JohnDewey writes:

Nathan Smith,

I think you're correct that students are assigned to schools within a public school district. But that doesn't mean schools are not competitive. Affluent suburban cities and housing developers constantly advertise the high quality of their schools.

"They don't have any financial incentive to attract students, because funds don't follow students."

Quality school districts do attract development. Even within a single school district, development tends to favor the better schools. I believe that school funds actually do follow students in large metro areas. They do so in the smaller cities as well, but it just takes longer for poor education systems to drive out the population.

"Public high schools typically have a rule that students can't leave school during the day."

And they should. Parents expect the schools to ensure the safety of their kids during school hours.

"If under-18 kids could vote,"

I understand all of your arguments except this one. These are kids you're talking about. They have no business in the voting booth. Their parents are perfectly capable of voting in their best interests.

The Real Bill writes:

I understand all of your arguments except this one. These are kids you're talking about. They have no business in the voting booth. Their parents are perfectly capable of voting in their best interests.

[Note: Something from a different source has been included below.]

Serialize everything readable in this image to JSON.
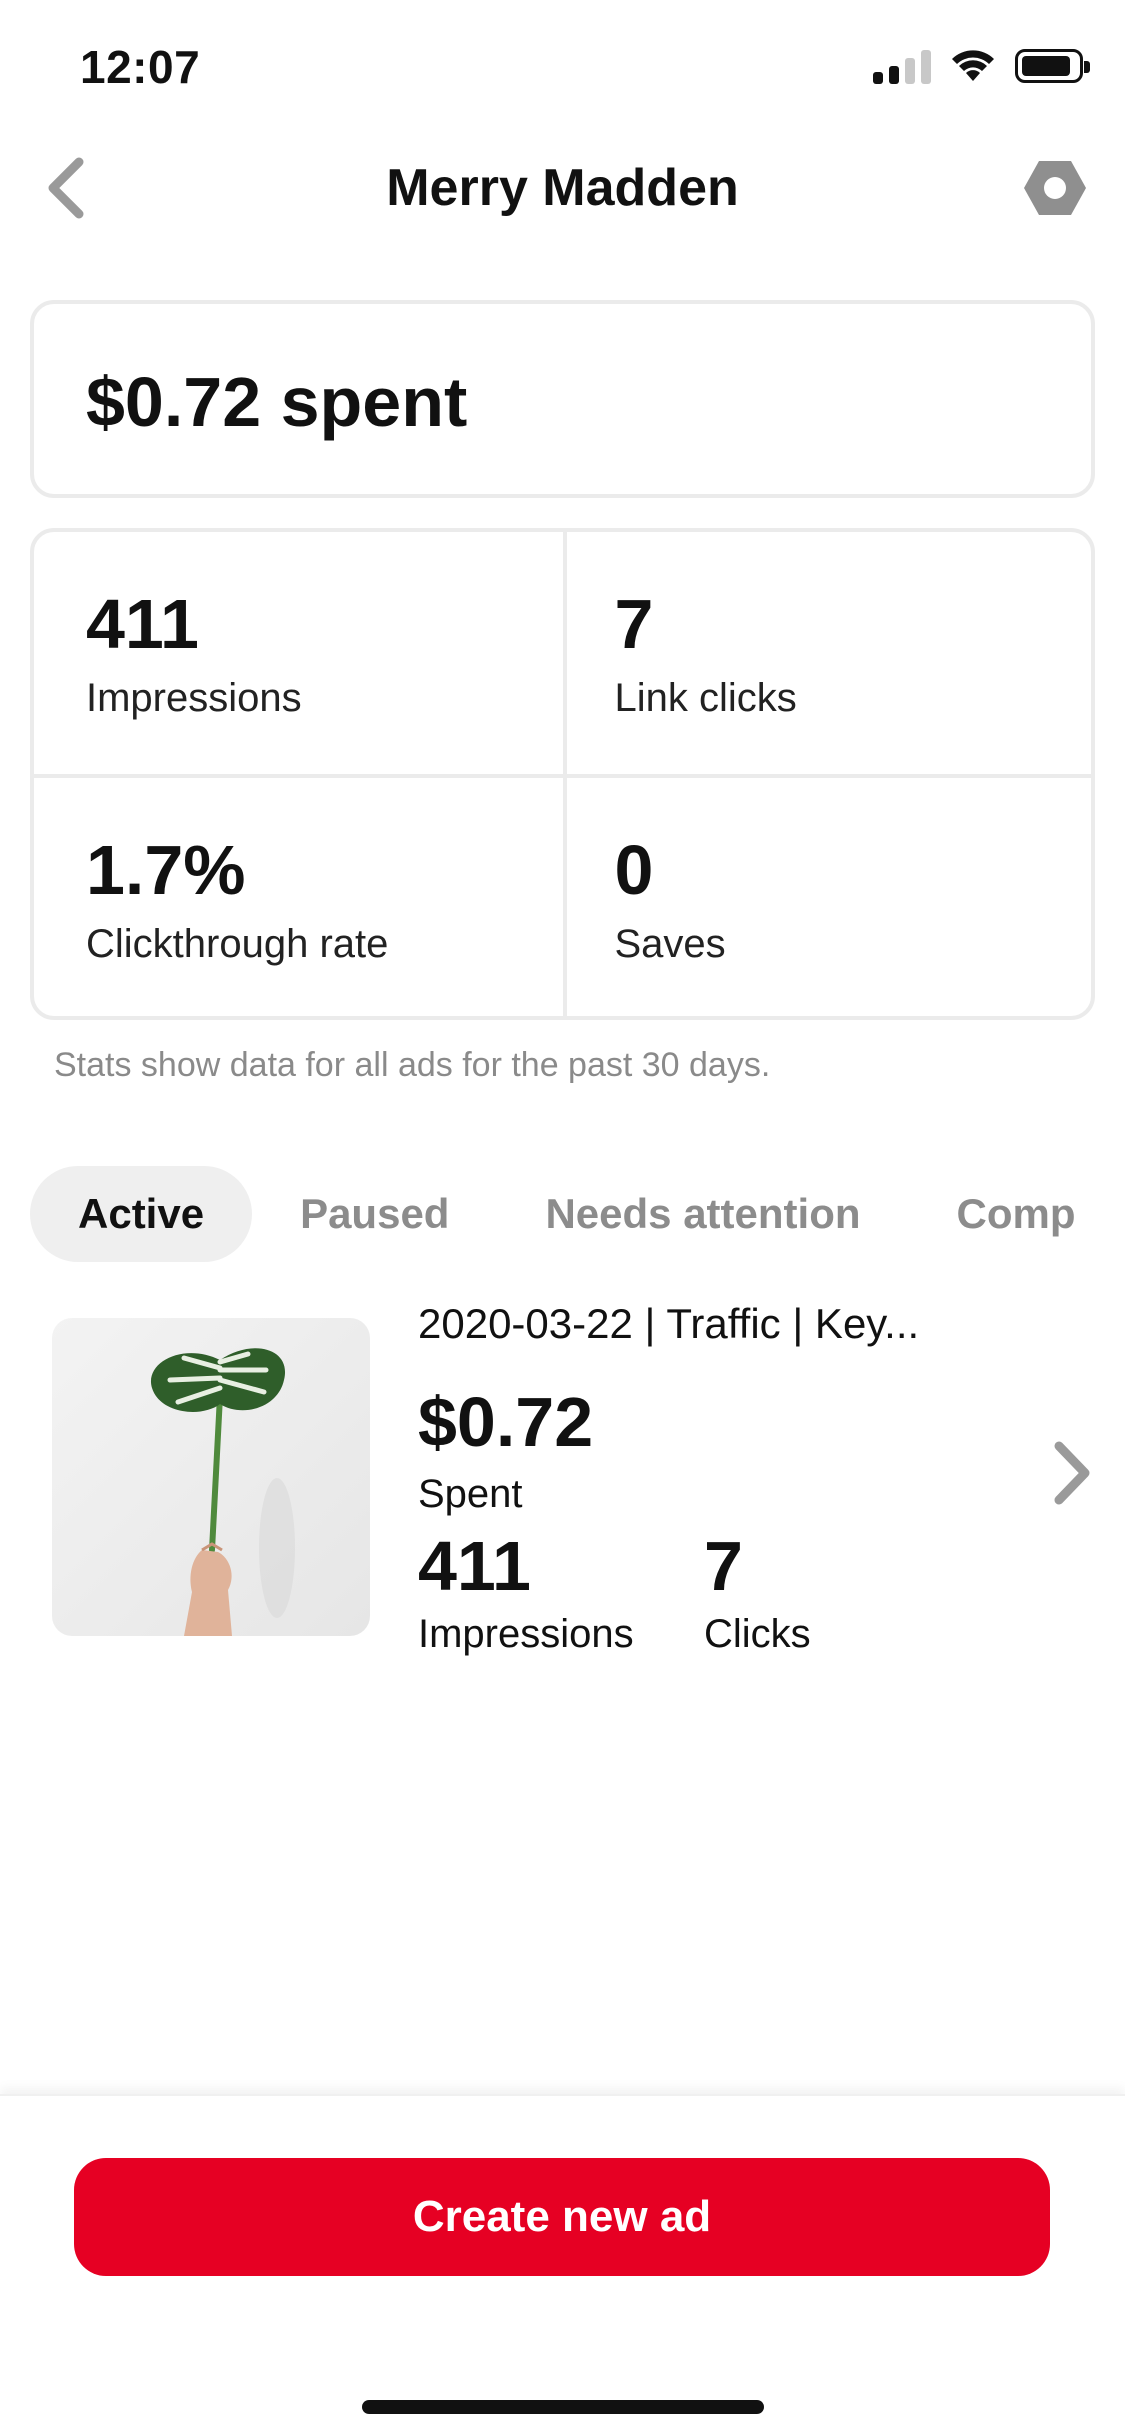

Oh, yeah, and adults do so well...

JohnDewey writes:

Me: "Their parents are perfectly capable of voting in their best interests."

Real Bill: "Oh, yeah, and adults do so well..."

Bill, what is your point? Are you saying that parents are no better voters than their 14-year-olds and 16-year-olds kids would be? I know you cannot believe that.

IMO, U.S. voters - the portion of citizens who actually vote - do an excellent job. (Minnesota voters just had a bad day when Ventura won.) I'm convinced our elected representatives do represent the views of the people who sent them to state and national capitals. And that's really what we want, isn't it?

Comments for this entry have been closed
Return to top